Act IV - Scene V

Gloucester's castle.

[Enter Regan and Oswald]

But are my brother's powers set forth?
Ay, madam.
Himself in person there?
Madam, with much ado:
Your sister is the better soldier.(5)
Lord Edmund spake not with your lord at home?
No, madam.
What might import my sister's letter to him?
I know not, lady.
Faith, he is posted hence on serious matter.(10)
It was great ignorance, Gloucester's eyes being out,
To let him live: where he arrives he moves
All hearts against us: Edmund, I think,
is gone, In pity of his misery, to dispatch
His nighted life: moreover, to descry(15)
The strength o' the enemy.
I must needs after him, madam, with my letter.
Our troops set forth to-morrow: stay with us;
The ways are dangerous.
I may not, madam:(20)
My lady charged my duty in this business.
Why should she write to Edmund? Might not you
Transport her purposes by word? Belike,
Something—I know not what: I'll love thee much,
Let me unseal the letter.(25)
Madam, I had rather—
I know your lady does not love her husband;
I am sure of that: and at her late being here
She gave strange oeillades and most speaking looks
To noble Edmund. I know you are of her bosom.(30)
I, madam?
I speak in understanding; you are; I know't:
Therefore I do advise you, take this note:
My lord is dead; Edmund and I have talked;
And more convenient is he for my hand(35)
Than for your lady's: you may gather more.
If you do find him, pray you, give him this;
And when your mistress hears thus much from you,
I pray, desire her call her wisdom to her.
So, fare you well.(40)
If you do chance to hear of that blind traitor,
Preferment falls on him that cuts him off.
Would I could meet him, madam! I should show
What party I do follow.
Fare thee well.(45)

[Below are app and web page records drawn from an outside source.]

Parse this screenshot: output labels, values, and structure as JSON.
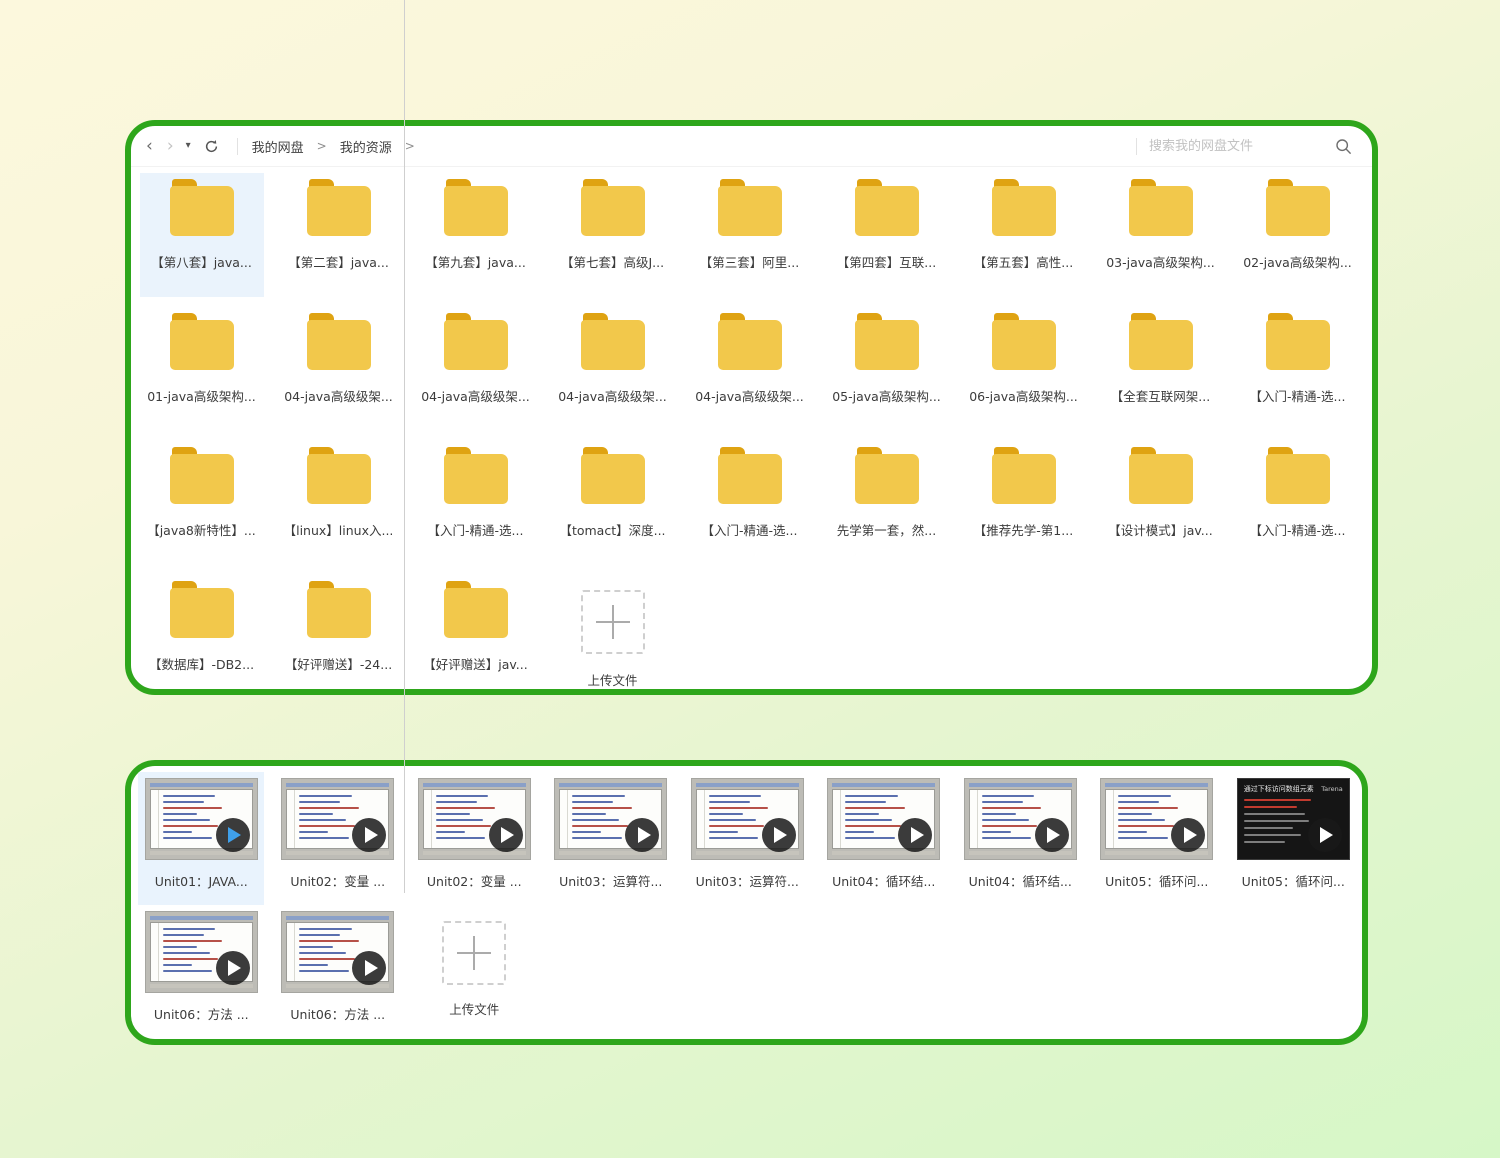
{
  "colors": {
    "panel_border": "#2ea61b",
    "selected_bg": "#eaf3fc",
    "folder_body": "#f2c84b",
    "folder_tab": "#dfa312",
    "background_top": "#fcf8dd",
    "background_bottom": "#d6f7c7",
    "play_blue": "#3fa0ea"
  },
  "toolbar": {
    "back_icon": "‹",
    "forward_icon": "›",
    "dropdown_icon": "▾",
    "breadcrumb": [
      {
        "label": "我的网盘"
      },
      {
        "label": "我的资源"
      }
    ],
    "breadcrumb_separator": ">",
    "search_placeholder": "搜索我的网盘文件"
  },
  "folders": {
    "selected_index": 0,
    "upload_label": "上传文件",
    "items": [
      "【第八套】java...",
      "【第二套】java...",
      "【第九套】java...",
      "【第七套】高级J...",
      "【第三套】阿里...",
      "【第四套】互联...",
      "【第五套】高性...",
      "03-java高级架构...",
      "02-java高级架构...",
      "01-java高级架构...",
      "04-java高级级架...",
      "04-java高级级架...",
      "04-java高级级架...",
      "04-java高级级架...",
      "05-java高级架构...",
      "06-java高级架构...",
      "【全套互联网架...",
      "【入门-精通-选...",
      "【java8新特性】...",
      "【linux】linux入...",
      "【入门-精通-选...",
      "【tomact】深度...",
      "【入门-精通-选...",
      "先学第一套，然...",
      "【推荐先学-第1...",
      "【设计模式】jav...",
      "【入门-精通-选...",
      "【数据库】-DB2...",
      "【好评赠送】-24...",
      "【好评赠送】jav..."
    ]
  },
  "videos": {
    "selected_index": 0,
    "upload_label": "上传文件",
    "items": [
      {
        "label": "Unit01：JAVA...",
        "thumb": "editor"
      },
      {
        "label": "Unit02：变量 ...",
        "thumb": "editor"
      },
      {
        "label": "Unit02：变量 ...",
        "thumb": "editor"
      },
      {
        "label": "Unit03：运算符...",
        "thumb": "editor"
      },
      {
        "label": "Unit03：运算符...",
        "thumb": "editor"
      },
      {
        "label": "Unit04：循环结...",
        "thumb": "editor"
      },
      {
        "label": "Unit04：循环结...",
        "thumb": "editor"
      },
      {
        "label": "Unit05：循环问...",
        "thumb": "editor"
      },
      {
        "label": "Unit05：循环问...",
        "thumb": "slide",
        "slide_title": "通过下标访问数组元素",
        "slide_logo": "Tarena"
      },
      {
        "label": "Unit06：方法 ...",
        "thumb": "editor"
      },
      {
        "label": "Unit06：方法 ...",
        "thumb": "editor"
      }
    ]
  }
}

  1. This statement is meant to be ironic. Edmund is not going to put an end to his father’s life out of pity but rather to protect his evil ambitions. “Dispatch” in this context means to put an end to.

    — Caitlin, Owl Eyes Staff
  2. The “what” that characterizes Oswald’s allegiance in this line suggests that there is ambiguity in whom he will follow. Because he leaves this scene carrying both Goneril and Regan’s letters, this could be read as Oswald looking out for himself as he can now choose which party to give favor to. Though Oswald has been faithful to Goneril throughout the play, this moment of infidelity reflects the play’s overall theme of chaos in social systems: just as Regan and Goneril did not honor their father, Goneril’s servant has no real loyalty to her.

    — Caitlin, Owl Eyes Staff
  3. Regan and Goneril have already begun moving against one another, showing that their lack of tradition and respect for their father has now extended to their relationship as sisters. With the death of Cornwall, Regan seeks to marry Edmund; with her distaste for Albany, Goneril desires Edmund as a new husband. Both sisters seek to undermine the other, completely disregarding any filial love or respect they may have had for each other.

    — Wesley, Owl Eyes Editor
  4. Recall that in the previous scene, Cordelia says that she would give all of her wealth to the person who could cure her father’s insanity. Regan is willing to reward the person who murders the blind and elderly Gloucester, underscoring how vastly different she is from Cordelia.

    — Kayla, Owl Eyes Staff
  5. This is a French that comes from the French for “eye,” or oeil. Regan uses this word to claim that Goneril gave Edmund significant and flirtatious looks.

    — Wesley, Owl Eyes Editor